Moreover, the open-source community encourages amateur inventors and hobbyists to try their hand at designing prosthetics. This influx of fresh ideas can lead to unexpected breakthroughs and has already resulted in several innovative sports prosthetics designs.
The future of Paralympic sports looks bright, thanks in large part to the ongoing advancements in prosthetics and orthotics. Each new innovation, from AI-powered limb systems to 3D printed sockets, opens up new possibilities for athletes, enabling them to achieve greater feats than ever before.
Looking ahead, we can expect to see even more groundbreaking designs. Companies like Ottobock continue to push the boundaries of what’s possible, while the open-source community and scholarly research are bringing fresh perspectives and ideas to the field.
The rise of smart prosthetics, which incorporate sensors and AI to provide real-time feedback and adjustment, is particularly exciting. These devices promise a level of control and adaptability that was previously unthinkable, potentially unlocking a new era of Paralympic performance.
Material science has a tremendous impact on the advancement of prosthetics and orthotics for Paralympic sports. The improvement in materials used for manufacturing these devices has greatly contributed to the performance enhancement for athletes. Materials such as carbon fiber, titanium, and silicon, along with the use of innovative manufacturing techniques like 3D printing, have revolutionized the field of prosthetics.

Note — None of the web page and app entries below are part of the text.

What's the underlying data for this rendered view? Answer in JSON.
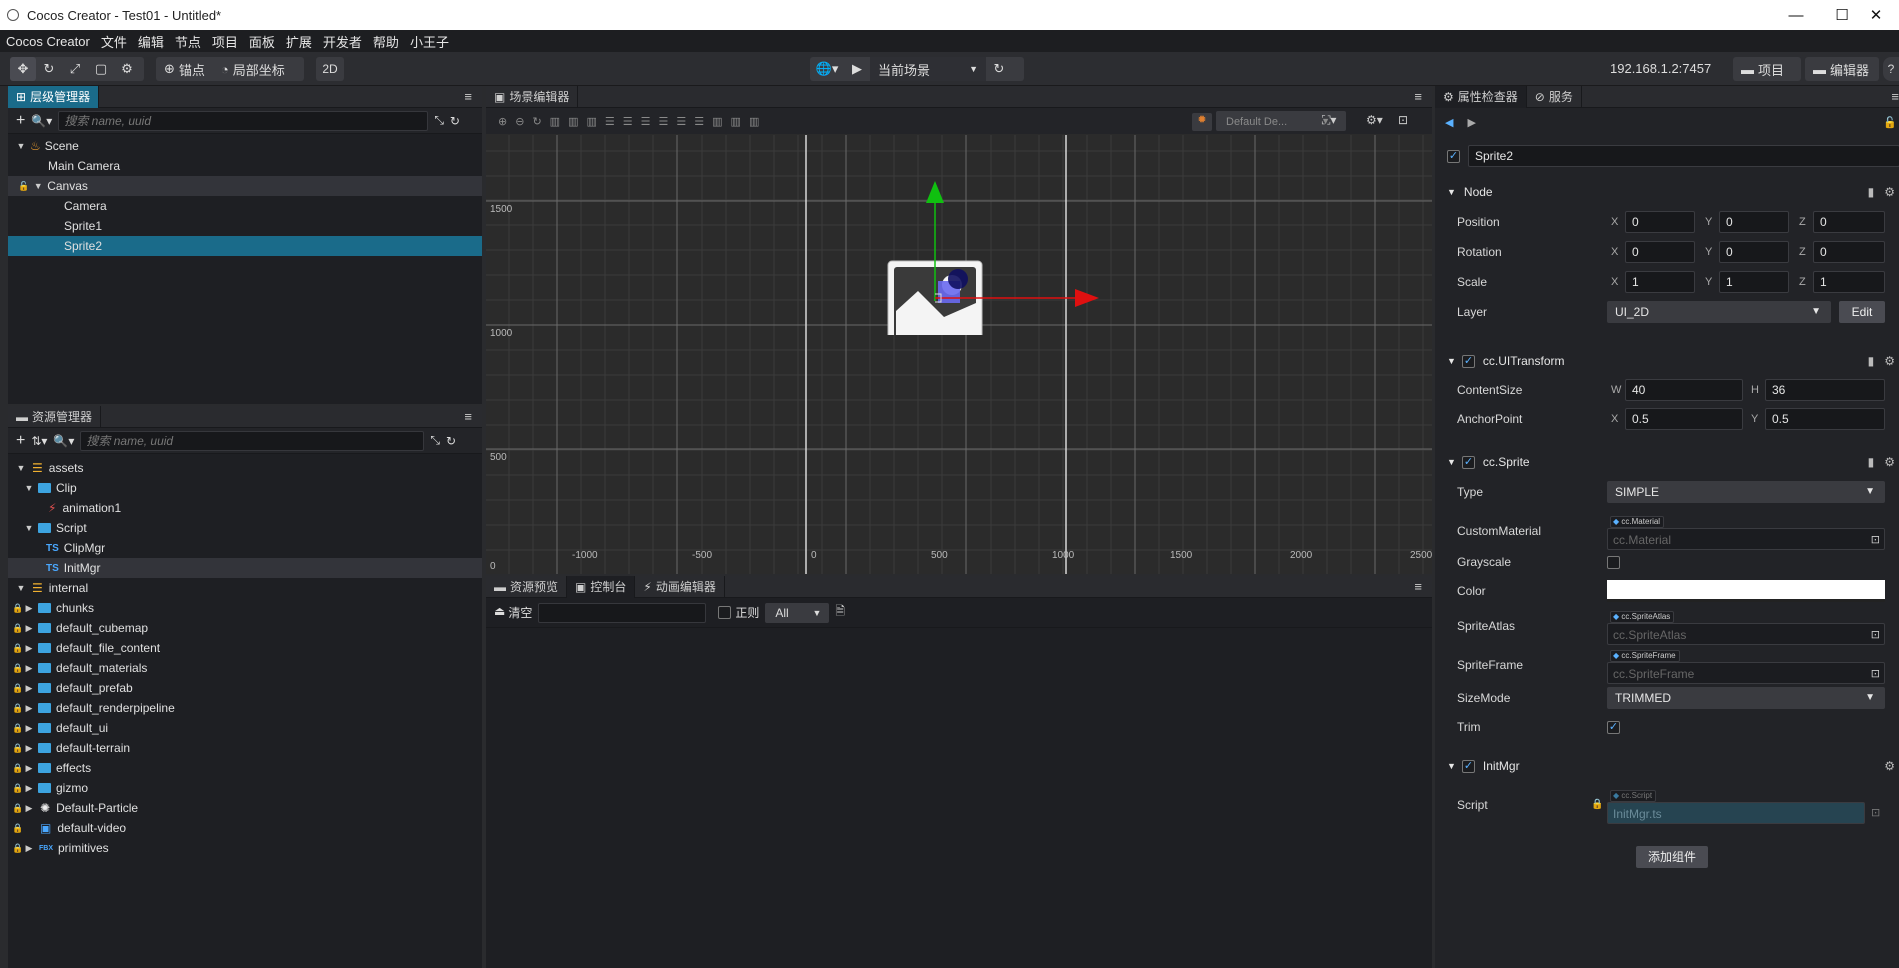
{
  "window": {
    "title": "Cocos Creator - Test01 - Untitled*",
    "minimize": "—",
    "maximize": "☐",
    "close": "✕"
  },
  "menu": [
    "Cocos Creator",
    "文件",
    "编辑",
    "节点",
    "项目",
    "面板",
    "扩展",
    "开发者",
    "帮助",
    "小王子"
  ],
  "toolbar": {
    "pivot_label": "锚点",
    "coord_label": "局部坐标",
    "mode_2d": "2D",
    "scene_select": "当前场景",
    "ip": "192.168.1.2:7457",
    "project_btn": "项目",
    "editor_btn": "编辑器"
  },
  "hierarchy": {
    "tab": "层级管理器",
    "search_placeholder": "搜索 name, uuid",
    "nodes": [
      {
        "label": "Scene"
      },
      {
        "label": "Main Camera"
      },
      {
        "label": "Canvas"
      },
      {
        "label": "Camera"
      },
      {
        "label": "Sprite1"
      },
      {
        "label": "Sprite2"
      }
    ]
  },
  "assets": {
    "tab": "资源管理器",
    "search_placeholder": "搜索 name, uuid",
    "items": [
      {
        "label": "assets"
      },
      {
        "label": "Clip"
      },
      {
        "label": "animation1"
      },
      {
        "label": "Script"
      },
      {
        "label": "ClipMgr",
        "tag": "TS"
      },
      {
        "label": "InitMgr",
        "tag": "TS"
      },
      {
        "label": "internal"
      },
      {
        "label": "chunks"
      },
      {
        "label": "default_cubemap"
      },
      {
        "label": "default_file_content"
      },
      {
        "label": "default_materials"
      },
      {
        "label": "default_prefab"
      },
      {
        "label": "default_renderpipeline"
      },
      {
        "label": "default_ui"
      },
      {
        "label": "default-terrain"
      },
      {
        "label": "effects"
      },
      {
        "label": "gizmo"
      },
      {
        "label": "Default-Particle"
      },
      {
        "label": "default-video"
      },
      {
        "label": "primitives",
        "tag": "FBX"
      }
    ]
  },
  "scene": {
    "tab": "场景编辑器",
    "layer_select": "Default De...",
    "y_labels": [
      "1500",
      "1000",
      "500",
      "0"
    ],
    "x_labels": [
      "-1000",
      "-500",
      "0",
      "500",
      "1000",
      "1500",
      "2000",
      "2500"
    ]
  },
  "console": {
    "tabs": [
      "资源预览",
      "控制台",
      "动画编辑器"
    ],
    "clear": "清空",
    "regex": "正则",
    "filter": "All"
  },
  "inspector": {
    "tabs": [
      "属性检查器",
      "服务"
    ],
    "node_name": "Sprite2",
    "node_section": "Node",
    "position": {
      "label": "Position",
      "x": "0",
      "y": "0",
      "z": "0"
    },
    "rotation": {
      "label": "Rotation",
      "x": "0",
      "y": "0",
      "z": "0"
    },
    "scale": {
      "label": "Scale",
      "x": "1",
      "y": "1",
      "z": "1"
    },
    "layer": {
      "label": "Layer",
      "value": "UI_2D",
      "edit": "Edit"
    },
    "uitransform": {
      "title": "cc.UITransform",
      "content_size_label": "ContentSize",
      "w": "40",
      "h": "36",
      "anchor_label": "AnchorPoint",
      "ax": "0.5",
      "ay": "0.5"
    },
    "sprite": {
      "title": "cc.Sprite",
      "type_label": "Type",
      "type_value": "SIMPLE",
      "material_label": "CustomMaterial",
      "material_tag": "cc.Material",
      "material_value": "cc.Material",
      "grayscale_label": "Grayscale",
      "color_label": "Color",
      "atlas_label": "SpriteAtlas",
      "atlas_tag": "cc.SpriteAtlas",
      "atlas_value": "cc.SpriteAtlas",
      "frame_label": "SpriteFrame",
      "frame_tag": "cc.SpriteFrame",
      "frame_value": "cc.SpriteFrame",
      "sizemode_label": "SizeMode",
      "sizemode_value": "TRIMMED",
      "trim_label": "Trim"
    },
    "initmgr": {
      "title": "InitMgr",
      "script_label": "Script",
      "script_tag": "cc.Script",
      "script_value": "InitMgr.ts"
    },
    "add_component": "添加组件"
  },
  "colors": {
    "accent": "#1a6b8a",
    "x_axis": "#e01010",
    "y_axis": "#10c010",
    "selection": "#1a6b8a"
  }
}
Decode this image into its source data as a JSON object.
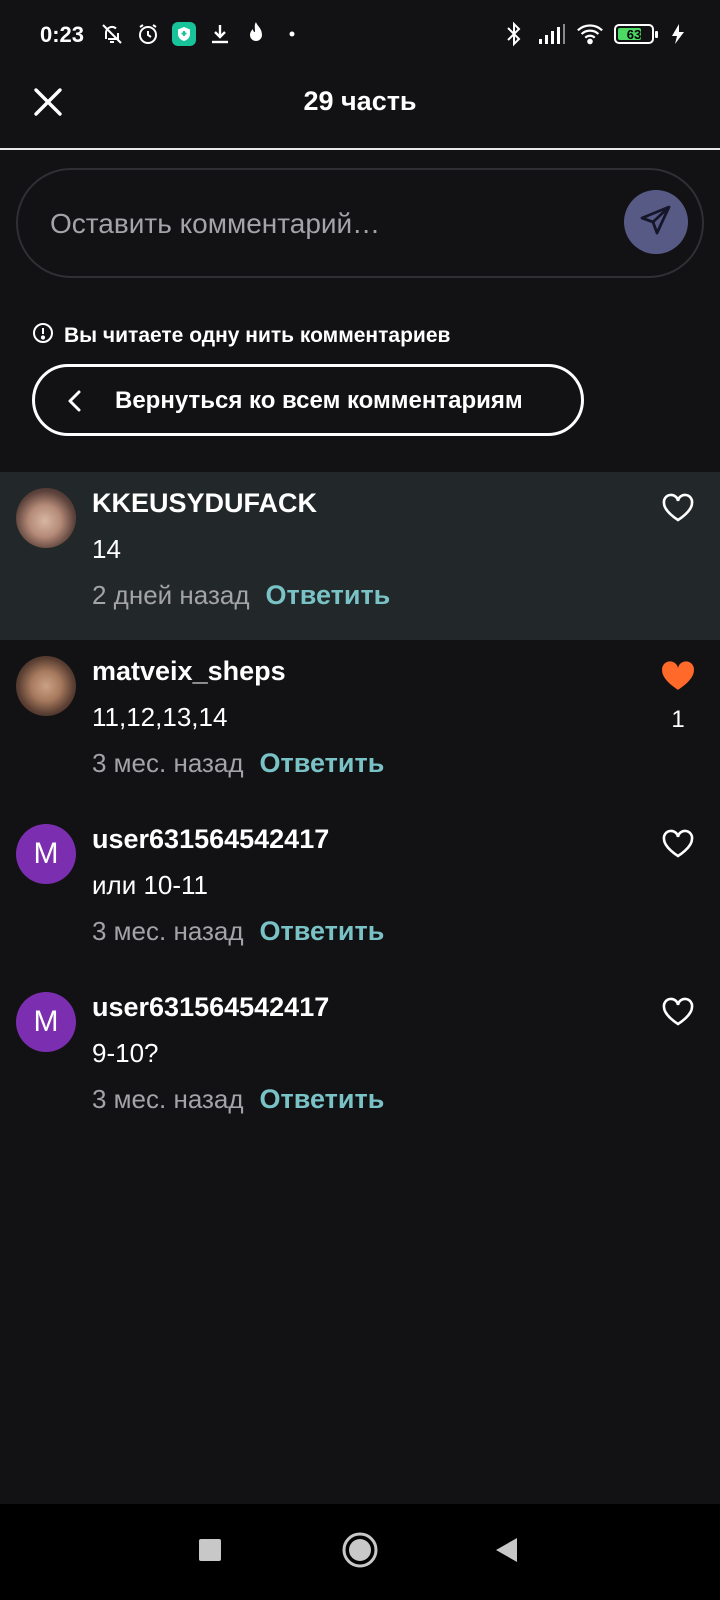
{
  "status_bar": {
    "time": "0:23",
    "battery_level": "63",
    "icons_left": [
      "mute-bell-icon",
      "alarm-icon",
      "shield-app-icon",
      "download-icon",
      "fire-icon",
      "dot-icon"
    ],
    "icons_right": [
      "bluetooth-icon",
      "signal-icon",
      "wifi-icon",
      "battery-icon",
      "charging-icon"
    ]
  },
  "header": {
    "title": "29 часть",
    "close_icon": "close-icon"
  },
  "comment_box": {
    "placeholder": "Оставить комментарий…",
    "send_icon": "send-icon"
  },
  "thread": {
    "notice": "Вы читаете одну нить комментариев",
    "back_label": "Вернуться ко всем комментариям"
  },
  "comments": [
    {
      "username": "KKEUSYDUFACK",
      "text": "14",
      "time": "2 дней назад",
      "reply": "Ответить",
      "liked": false,
      "like_count": "",
      "avatar_letter": ""
    },
    {
      "username": "matveix_sheps",
      "text": "11,12,13,14",
      "time": "3 мес. назад",
      "reply": "Ответить",
      "liked": true,
      "like_count": "1",
      "avatar_letter": ""
    },
    {
      "username": "user631564542417",
      "text": "или 10-11",
      "time": "3 мес. назад",
      "reply": "Ответить",
      "liked": false,
      "like_count": "",
      "avatar_letter": "M"
    },
    {
      "username": "user631564542417",
      "text": "9-10?",
      "time": "3 мес. назад",
      "reply": "Ответить",
      "liked": false,
      "like_count": "",
      "avatar_letter": "M"
    }
  ],
  "colors": {
    "background": "#121214",
    "highlight": "#222829",
    "reply": "#79c2c6",
    "like_active": "#ff6a2b",
    "send_button": "#585a86",
    "avatar_letter_bg": "#7b2fb0"
  },
  "nav_bar": {
    "buttons": [
      "recents-square-icon",
      "home-circle-icon",
      "back-triangle-icon"
    ]
  }
}
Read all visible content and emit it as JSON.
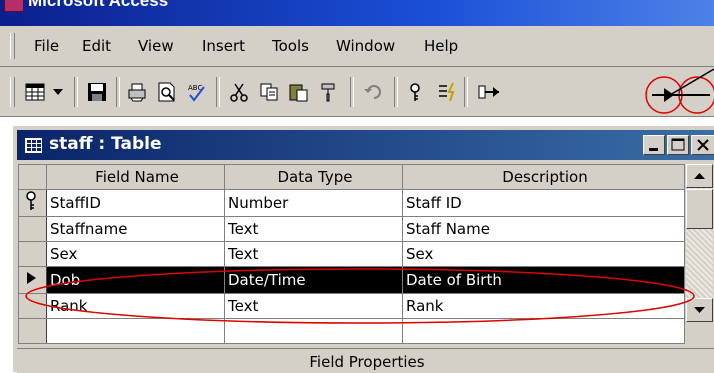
{
  "app": {
    "title": "Microsoft Access"
  },
  "menu": [
    "File",
    "Edit",
    "View",
    "Insert",
    "Tools",
    "Window",
    "Help"
  ],
  "toolbar": {
    "buttons": [
      "table-view-icon",
      "dropdown-arrow-icon",
      "save-icon",
      "print-icon",
      "print-preview-icon",
      "spelling-icon",
      "cut-icon",
      "copy-icon",
      "paste-icon",
      "format-painter-icon",
      "undo-icon",
      "primary-key-icon",
      "build-icon",
      "relationship-icon"
    ]
  },
  "table_window": {
    "title": "staff : Table",
    "columns": [
      "Field Name",
      "Data Type",
      "Description"
    ],
    "rows": [
      {
        "field": "StaffID",
        "type": "Number",
        "description": "Staff ID",
        "key": true,
        "current": false
      },
      {
        "field": "Staffname",
        "type": "Text",
        "description": "Staff Name",
        "key": false,
        "current": false
      },
      {
        "field": "Sex",
        "type": "Text",
        "description": "Sex",
        "key": false,
        "current": false
      },
      {
        "field": "Dob",
        "type": "Date/Time",
        "description": "Date of Birth",
        "key": false,
        "current": true
      },
      {
        "field": "Rank",
        "type": "Text",
        "description": "Rank",
        "key": false,
        "current": false
      },
      {
        "field": "",
        "type": "",
        "description": "",
        "key": false,
        "current": false
      }
    ],
    "field_properties_label": "Field Properties"
  },
  "annotation_color": "#e00000"
}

Carbon fiber is widely used due to its strength and lightness. It is incorporated in prosthetics like the flex-foot design by Ottobock, providing athletes with efficient running capabilities. Titanium, on the other hand, is preferred for its durability and biocompatibility, making it suitable for parts in contact with the skin or inserted into the body. Silicon is found in liners and socket interfaces, enhancing comfort and fit for the wearer.
3D printing technology has also unlocked new possibilities by allowing the creation of customized prosthetic parts. It provides affordability and accessibility while maintaining high-quality products. This technology is especially crucial for creating prosthetics for athletes, as their devices need to be tailored specifically to their bodies and the sports they are participating in.
Despite these advancements, material scientists continue to research and develop new materials and techniques. The goal is to create prosthetics and orthotics that can mimic the natural movement of the human body as closely as possible. The research also focuses on developing materials that can withstand the physical pressures of different sports, providing athletes with the durability and reliability they need.
The world of Paralympic sports has significantly evolved over the past few decades, mainly due to the advancements in prosthetics and orthotics. Companies like Ottobock, institutions like the World Intellectual Property Organization, and the open-source community have all played critical roles in fostering an environment of innovation and technological advancement.
Material science has also been instrumental in this evolution, providing lightweight, durable, and comfortable materials for these devices. The use of new manufacturing techniques like 3D printing has further amplified these advancements, allowing the creation of customized devices that fit the specific needs of each athlete.
Looking forward, the future seems even more promising. With the rise of smart prosthetics and continued research and development, we can expect to see more significant advancements. These innovations promise to further level the playing field for Paralympic athletes, allowing them to achieve greater feats and pushing the boundaries of what is possible in sports. The advancements in this area are not just beneficial to elite athletes but also to everyday prosthetics users, ultimately improving the quality of life for people worldwide.